Merris Amos

26 May 2017

Whilst all political parties have something to say about human rights in the run up to the 2017 General Election, the heat has gone out of the debate over “scrapping” the Human Rights Act, leaving the European Convention on Human Rights and drafting a “British” bill of rights. Clearly listening to her advisers, Prime Minister Theresa May has toned down her personal animosity towards human rights law and the European Court of Human Rights to make some fairly vague statements in the Tory Manifesto about what will happen to our human rights going forward. There are obviously limits to how far Euroscepticism can be pushed and entering into a negotiation about the terms of leaving the European Union whilst promising to strip those living in the UK, including nationals of other EU member states, of the protection of the HRA and international human rights law is not a good idea. Now we are actually leaving the EU, it is also no longer necessary to tell the people of the UK that “Europe” is responsible for giving prisoners the vote and blocking the deportation of suspected terrorists.

Early in its Manifesto, setting out some “principles”, the Conservative Party ominously states “we know that our responsibility to one another is greater than the rights we hold as individuals”. But rather than going on to propose a “bill of responsibilities” to replace the Human Rights Act, a series of postponements are set out. A Conservative government will not “repeal or replace the Human rights Act while the process of Brexit is underway” but it will “consider our human rights legal framework when the process of leaving the EU concludes.” The UK will also remain a signatory to the European Convention on Human Rights “for the duration of the next parliament”. More substantively, and also widely known already, workers are to keep their EU rights and possibly also gain some “new rights and protections in the workplace”. The EU Charter of Fundamental Rights will not be made a part of UK law, and British soldiers will be exempted from the European Convention on Human Rights, possibly through a derogation, but there is no promise to exempt them from national human rights law.

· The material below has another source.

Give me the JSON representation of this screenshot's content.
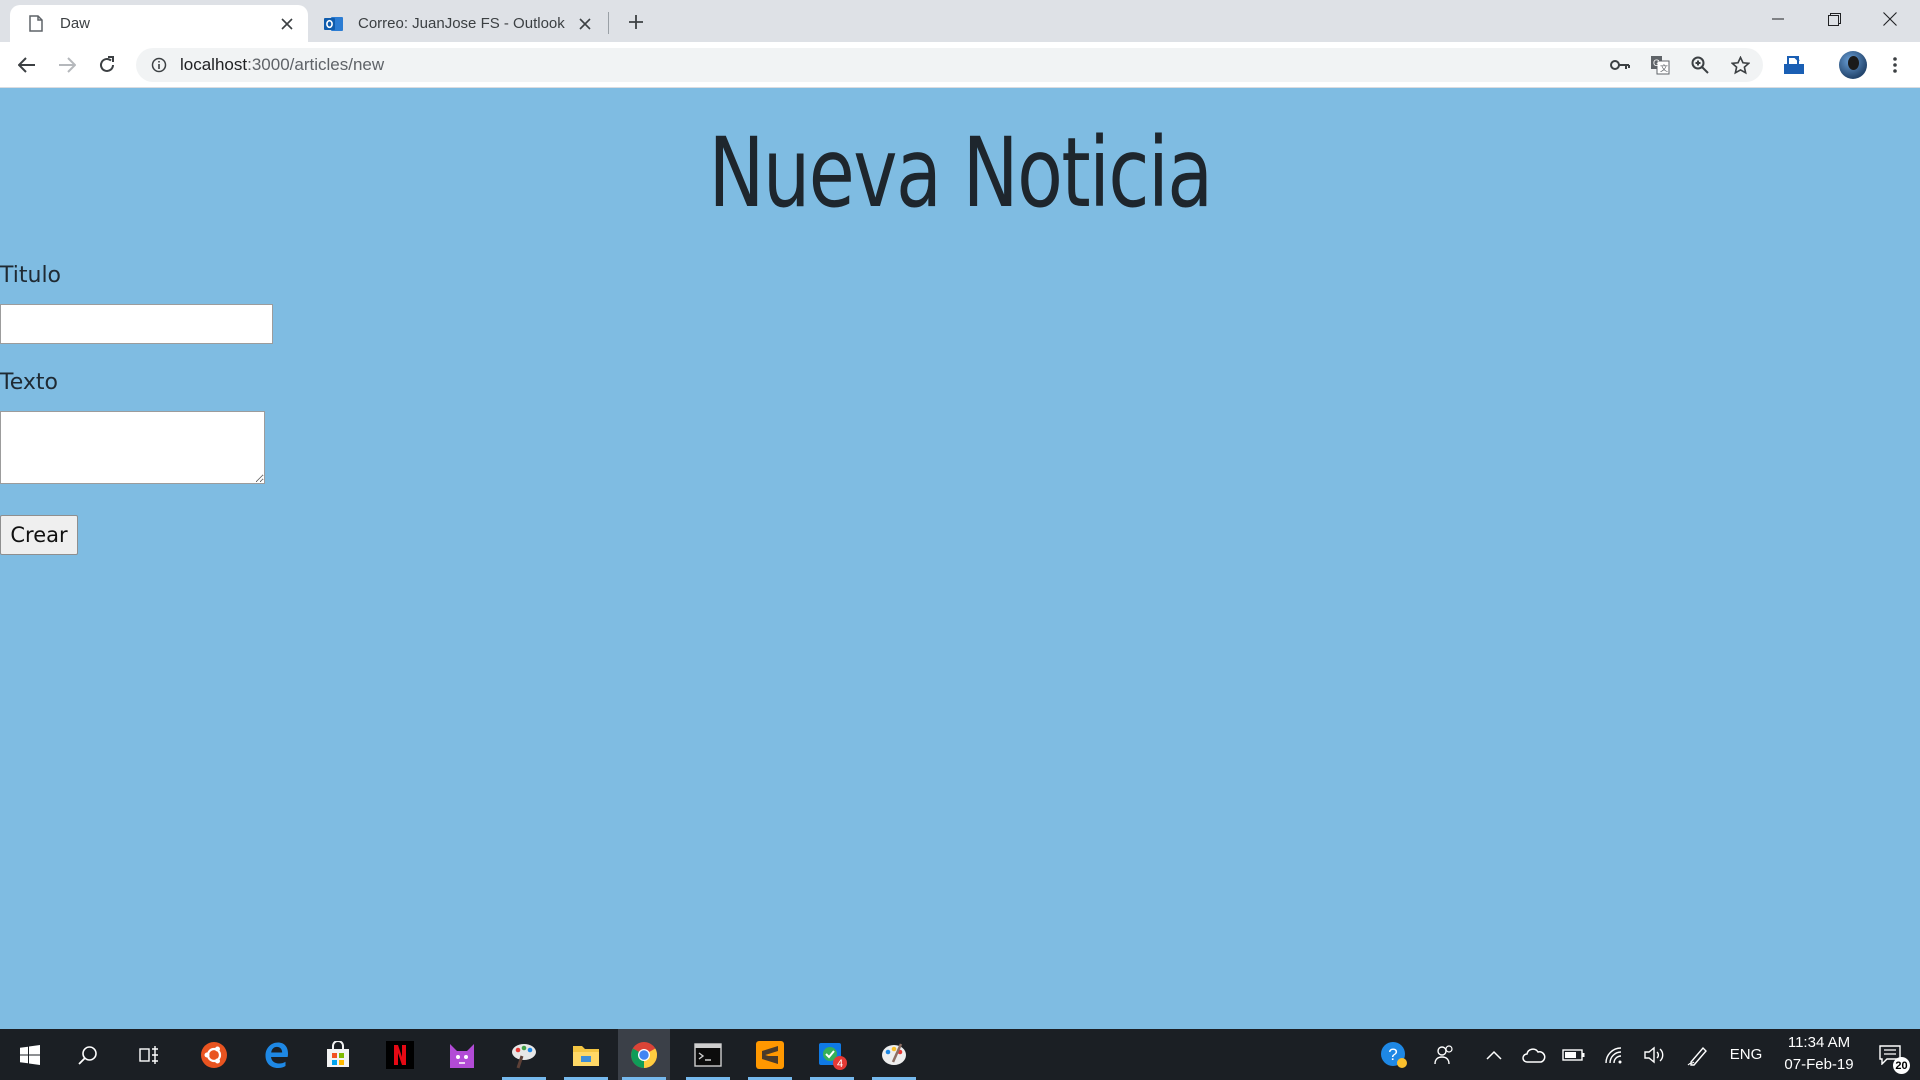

Putting a timeline to any of this is difficult as the Tories are also promising to repeal the Fixed Term Parliaments Act. The next Parliament may only last five months, or it may be five years. So is that five more years of the ECHR, or five months? With Brexit negotiations having to be completed by 29 March 2019, will that be the date consideration of our human rights legal framework is to commence? Or will that be the date the bill to repeal the HRA is introduced into Parliament? Should the Conservatives win the election, all that is certain about the future of national and international human rights protection in the UK is that it will remain uncertain for many years to come.

Both Labour and the Liberal Democrats have made far stronger, and stable, commitments. Labour promises to retain the Human Rights Act, enhance the powers and functions of the Equality and Human Rights Commission and put human rights at the heart of foreign policy. It also promises to ensure that trade agreements cannot undermine human rights and labour standards. The Lib Dems undertake to vote against attempts to scrap the HRA or withdraw from the ECHR and have also stated that they will strengthen the UK’s commitment to international human rights law. Similar to Labour, a promise to determine adequate funding for the Commission is made. They will control arms exports to human rights abusing countries and ensure that international human rights protections hard wired into the Good Friday Agreement are not compromised.

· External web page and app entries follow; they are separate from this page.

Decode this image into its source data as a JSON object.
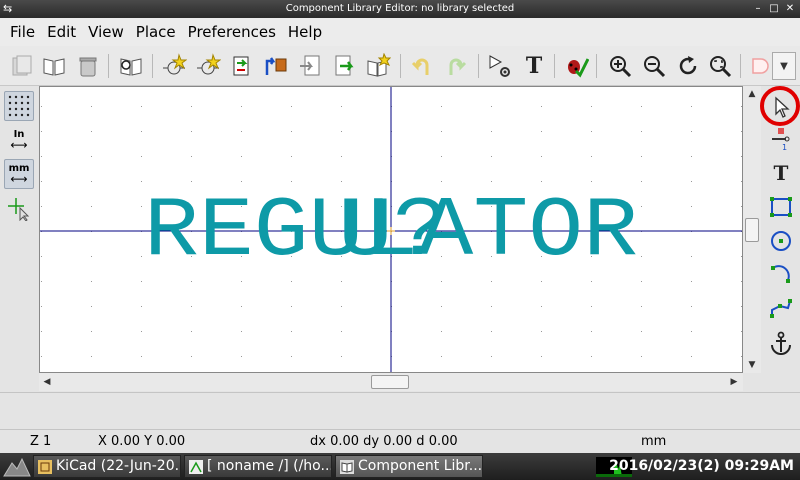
{
  "window": {
    "title": "Component Library Editor: no library selected"
  },
  "menu": {
    "file": "File",
    "edit": "Edit",
    "view": "View",
    "place": "Place",
    "preferences": "Preferences",
    "help": "Help"
  },
  "toolbar": {
    "text_tool_label": "T"
  },
  "left_toolbar": {
    "inch_label": "In",
    "mm_label": "mm"
  },
  "canvas": {
    "field_reference": "U?",
    "field_value": "REGULATOR",
    "colors": {
      "field": "#0e9aa7",
      "axis": "#000080",
      "grid": "#999999",
      "background": "#ffffff"
    }
  },
  "right_toolbar": {
    "text_label": "T"
  },
  "status": {
    "zoom": "Z 1",
    "coords": "X 0.00  Y 0.00",
    "delta": "dx 0.00  dy 0.00  d 0.00",
    "units": "mm"
  },
  "taskbar": {
    "tasks": [
      "KiCad (22-Jun-20...",
      "[ noname /] (/ho...",
      "Component Libr..."
    ],
    "clock": "2016/02/23(2) 09:29AM"
  },
  "colors": {
    "highlight_ring": "#e00000",
    "accent_blue": "#1a4fc4"
  }
}
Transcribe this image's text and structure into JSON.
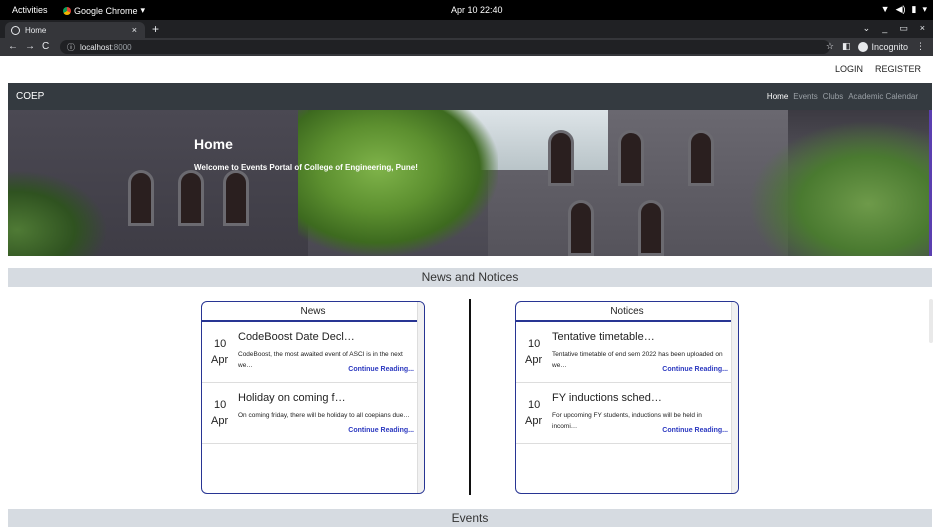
{
  "os": {
    "activities": "Activities",
    "app_name": "Google Chrome",
    "clock": "Apr 10 22:40",
    "tray": [
      "▼",
      "◀)",
      "▮",
      "▾"
    ]
  },
  "browser": {
    "tab_title": "Home",
    "tab_close": "×",
    "new_tab": "+",
    "win_controls": [
      "⌄",
      "_",
      "▭",
      "×"
    ],
    "url_host": "localhost",
    "url_port": ":8000",
    "incognito": "Incognito"
  },
  "auth": {
    "login": "LOGIN",
    "register": "REGISTER"
  },
  "navbar": {
    "brand": "COEP",
    "links": [
      "Home",
      "Events",
      "Clubs",
      "Academic Calendar"
    ],
    "active_index": 0
  },
  "hero": {
    "title": "Home",
    "subtitle": "Welcome to Events Portal of College of Engineering, Pune!"
  },
  "sections": {
    "news_and_notices": "News and Notices",
    "events": "Events"
  },
  "news": {
    "heading": "News",
    "items": [
      {
        "day": "10",
        "month": "Apr",
        "title": "CodeBoost Date Decl…",
        "desc": "CodeBoost, the most awaited event of ASCI is in the next we…",
        "link": "Continue Reading..."
      },
      {
        "day": "10",
        "month": "Apr",
        "title": "Holiday on coming f…",
        "desc": "On coming friday, there will be holiday to all coepians due…",
        "link": "Continue Reading..."
      }
    ]
  },
  "notices": {
    "heading": "Notices",
    "items": [
      {
        "day": "10",
        "month": "Apr",
        "title": "Tentative timetable…",
        "desc": "Tentative timetable of end sem 2022 has been uploaded on we…",
        "link": "Continue Reading..."
      },
      {
        "day": "10",
        "month": "Apr",
        "title": "FY inductions sched…",
        "desc": "For upcoming FY students, inductions will be held in incomi…",
        "link": "Continue Reading..."
      }
    ]
  },
  "colors": {
    "navbar_bg": "#343a40",
    "section_bg": "#d6dbe1",
    "panel_border": "#283593",
    "link": "#2c39c0"
  }
}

The axe has dangled over the HRA at least since 2006 when former Prime Minister David Cameron first promised to scrap it. Replacing the HRA with a bill of rights has been a commitment in Conservative manifestos in both the 2010 and 2015 general elections. It is a testament to its virtues, and its supporters, that it is still around. Trashing the ECHR and the European Court of Human Rights is a more recent phenomena which only started in earnest with the publication of the Conservative Party’s human rights consultation paper in 2014 and culminated in Theresa May’s Brexit speech in 2016 where she called for the UK to leave the ECHR, but not the EU as, amongst other things, it added “nothing to our prosperity”. Hardly a safe pair of hands in which to leave human rights law reform.

What the Conservatives have asked for in their manifesto is for voters to hand them a blank cheque on national and international human rights protections. Once the Brexit negotiations are complete, and public attention starts to turn away from the monumental implementation task ahead, consideration will turn to the next project and the new “other”. The sovereignty monster may need to be fed again with fresh meat with the HRA looking like a delightful appetiser, the ECHR the main course. The people of the UK deserve more than weak and wobbly possibilities on human rights protection. They need to know now exactly what their human rights will look like in the future - that the HRA will continue to protect them from the power of the State and, on the international stage, that the UK will continue to be a committed member of the ECHR system. With so much uncertainty in our futures already, could we at least have a strong and stable promise on our human rights?